Retrieve every line from the records in which the word "义务教育教科书" occurs.

| Dataset rows describing interfaces |
= = = = =

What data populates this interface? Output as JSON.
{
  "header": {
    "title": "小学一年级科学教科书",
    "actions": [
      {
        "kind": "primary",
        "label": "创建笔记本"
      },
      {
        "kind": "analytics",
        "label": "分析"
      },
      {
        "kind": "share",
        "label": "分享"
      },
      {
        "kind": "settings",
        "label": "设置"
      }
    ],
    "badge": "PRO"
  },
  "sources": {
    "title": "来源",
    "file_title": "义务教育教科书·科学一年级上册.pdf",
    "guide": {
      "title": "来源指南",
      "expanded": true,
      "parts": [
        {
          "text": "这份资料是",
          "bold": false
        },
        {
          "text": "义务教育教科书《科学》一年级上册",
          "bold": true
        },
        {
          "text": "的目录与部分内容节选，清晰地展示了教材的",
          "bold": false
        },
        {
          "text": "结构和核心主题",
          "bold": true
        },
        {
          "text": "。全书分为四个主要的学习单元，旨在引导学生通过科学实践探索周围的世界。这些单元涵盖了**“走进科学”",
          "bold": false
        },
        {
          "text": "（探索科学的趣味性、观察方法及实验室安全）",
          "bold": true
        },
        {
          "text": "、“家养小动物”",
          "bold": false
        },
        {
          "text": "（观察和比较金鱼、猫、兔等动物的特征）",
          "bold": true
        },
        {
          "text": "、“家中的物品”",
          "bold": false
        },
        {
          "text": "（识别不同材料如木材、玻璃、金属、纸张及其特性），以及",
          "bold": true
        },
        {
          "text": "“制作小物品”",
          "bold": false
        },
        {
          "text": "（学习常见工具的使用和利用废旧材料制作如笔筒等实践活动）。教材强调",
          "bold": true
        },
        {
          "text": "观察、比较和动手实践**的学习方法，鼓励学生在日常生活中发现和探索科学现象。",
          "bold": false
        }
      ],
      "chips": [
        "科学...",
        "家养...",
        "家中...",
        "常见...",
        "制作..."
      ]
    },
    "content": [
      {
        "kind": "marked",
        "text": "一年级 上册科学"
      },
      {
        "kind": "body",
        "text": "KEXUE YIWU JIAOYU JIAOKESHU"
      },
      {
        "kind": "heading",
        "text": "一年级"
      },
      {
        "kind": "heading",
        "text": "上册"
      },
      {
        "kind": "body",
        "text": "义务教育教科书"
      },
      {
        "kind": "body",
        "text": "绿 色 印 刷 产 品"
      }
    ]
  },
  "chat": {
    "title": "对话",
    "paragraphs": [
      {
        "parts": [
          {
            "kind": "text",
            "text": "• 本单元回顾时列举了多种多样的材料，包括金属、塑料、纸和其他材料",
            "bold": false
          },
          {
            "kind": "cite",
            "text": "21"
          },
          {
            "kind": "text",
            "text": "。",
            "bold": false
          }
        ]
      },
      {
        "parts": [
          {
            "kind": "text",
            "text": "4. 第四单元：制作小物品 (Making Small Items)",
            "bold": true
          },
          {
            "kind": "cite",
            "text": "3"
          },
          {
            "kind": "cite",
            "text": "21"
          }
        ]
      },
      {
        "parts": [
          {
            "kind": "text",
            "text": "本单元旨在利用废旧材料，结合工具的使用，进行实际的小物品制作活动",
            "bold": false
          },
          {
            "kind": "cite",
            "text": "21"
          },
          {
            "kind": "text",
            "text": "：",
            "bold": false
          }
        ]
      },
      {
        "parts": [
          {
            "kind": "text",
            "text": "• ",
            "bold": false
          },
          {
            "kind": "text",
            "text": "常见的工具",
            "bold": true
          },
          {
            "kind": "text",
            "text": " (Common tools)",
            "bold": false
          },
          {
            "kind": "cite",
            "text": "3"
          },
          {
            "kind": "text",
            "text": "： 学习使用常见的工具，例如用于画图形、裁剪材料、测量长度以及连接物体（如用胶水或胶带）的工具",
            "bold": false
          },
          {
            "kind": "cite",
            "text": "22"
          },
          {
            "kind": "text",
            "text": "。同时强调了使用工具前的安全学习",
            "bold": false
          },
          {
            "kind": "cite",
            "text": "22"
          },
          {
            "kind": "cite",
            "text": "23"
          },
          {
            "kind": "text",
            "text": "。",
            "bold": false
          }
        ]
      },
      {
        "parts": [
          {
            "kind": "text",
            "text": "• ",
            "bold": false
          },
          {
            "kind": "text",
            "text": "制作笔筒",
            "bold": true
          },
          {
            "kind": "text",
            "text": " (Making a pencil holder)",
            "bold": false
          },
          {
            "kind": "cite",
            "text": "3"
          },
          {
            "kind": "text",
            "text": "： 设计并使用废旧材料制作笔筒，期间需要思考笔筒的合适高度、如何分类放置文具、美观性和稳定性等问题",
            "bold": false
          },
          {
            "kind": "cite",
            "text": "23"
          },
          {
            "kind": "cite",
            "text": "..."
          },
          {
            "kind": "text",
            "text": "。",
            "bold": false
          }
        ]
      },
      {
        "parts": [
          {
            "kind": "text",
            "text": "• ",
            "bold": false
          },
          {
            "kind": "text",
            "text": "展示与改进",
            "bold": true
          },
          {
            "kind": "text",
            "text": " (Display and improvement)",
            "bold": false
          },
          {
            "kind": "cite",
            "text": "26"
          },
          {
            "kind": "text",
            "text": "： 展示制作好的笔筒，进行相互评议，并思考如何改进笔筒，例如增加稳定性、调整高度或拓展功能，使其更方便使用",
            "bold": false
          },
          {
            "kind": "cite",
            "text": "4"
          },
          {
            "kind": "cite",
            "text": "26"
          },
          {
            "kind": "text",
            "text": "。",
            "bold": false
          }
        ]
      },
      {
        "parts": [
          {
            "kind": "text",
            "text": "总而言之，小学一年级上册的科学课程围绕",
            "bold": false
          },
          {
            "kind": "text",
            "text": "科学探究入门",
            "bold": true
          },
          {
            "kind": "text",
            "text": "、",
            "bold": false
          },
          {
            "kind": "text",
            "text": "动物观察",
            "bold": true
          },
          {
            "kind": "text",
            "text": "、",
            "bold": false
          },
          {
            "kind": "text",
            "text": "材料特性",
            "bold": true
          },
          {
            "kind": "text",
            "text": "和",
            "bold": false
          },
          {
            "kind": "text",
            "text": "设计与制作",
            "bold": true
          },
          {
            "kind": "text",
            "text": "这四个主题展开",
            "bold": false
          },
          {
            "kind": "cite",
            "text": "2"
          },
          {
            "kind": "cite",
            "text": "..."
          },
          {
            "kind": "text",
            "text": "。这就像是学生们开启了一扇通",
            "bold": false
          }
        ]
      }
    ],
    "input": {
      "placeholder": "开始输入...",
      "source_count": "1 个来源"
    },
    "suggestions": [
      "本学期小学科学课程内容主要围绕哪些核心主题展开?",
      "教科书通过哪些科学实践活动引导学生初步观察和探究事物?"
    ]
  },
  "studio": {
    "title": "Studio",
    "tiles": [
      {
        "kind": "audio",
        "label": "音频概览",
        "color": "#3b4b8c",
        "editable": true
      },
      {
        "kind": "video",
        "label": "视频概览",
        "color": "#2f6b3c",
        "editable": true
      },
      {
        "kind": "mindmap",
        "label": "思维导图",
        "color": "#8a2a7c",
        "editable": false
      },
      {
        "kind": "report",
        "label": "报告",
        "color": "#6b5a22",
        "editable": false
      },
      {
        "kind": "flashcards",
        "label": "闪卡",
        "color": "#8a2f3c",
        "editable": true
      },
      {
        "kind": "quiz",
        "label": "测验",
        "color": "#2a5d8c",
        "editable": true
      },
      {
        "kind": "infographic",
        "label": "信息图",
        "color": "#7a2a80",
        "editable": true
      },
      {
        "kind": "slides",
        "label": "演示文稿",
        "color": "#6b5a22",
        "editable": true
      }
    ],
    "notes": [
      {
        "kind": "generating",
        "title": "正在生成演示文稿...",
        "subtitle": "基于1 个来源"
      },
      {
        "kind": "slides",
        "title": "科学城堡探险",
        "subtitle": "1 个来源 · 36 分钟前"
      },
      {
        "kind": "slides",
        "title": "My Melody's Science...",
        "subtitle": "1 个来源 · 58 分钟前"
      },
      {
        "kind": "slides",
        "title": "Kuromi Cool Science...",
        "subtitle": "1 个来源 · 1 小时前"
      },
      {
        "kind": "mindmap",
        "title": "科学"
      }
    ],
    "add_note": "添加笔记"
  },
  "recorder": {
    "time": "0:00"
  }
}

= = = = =

| Output |
    "file_title": "义务教育教科书·科学一年级上册.pdf",
          "text": "义务教育教科书《科学》一年级上册",
        "text": "义务教育教科书"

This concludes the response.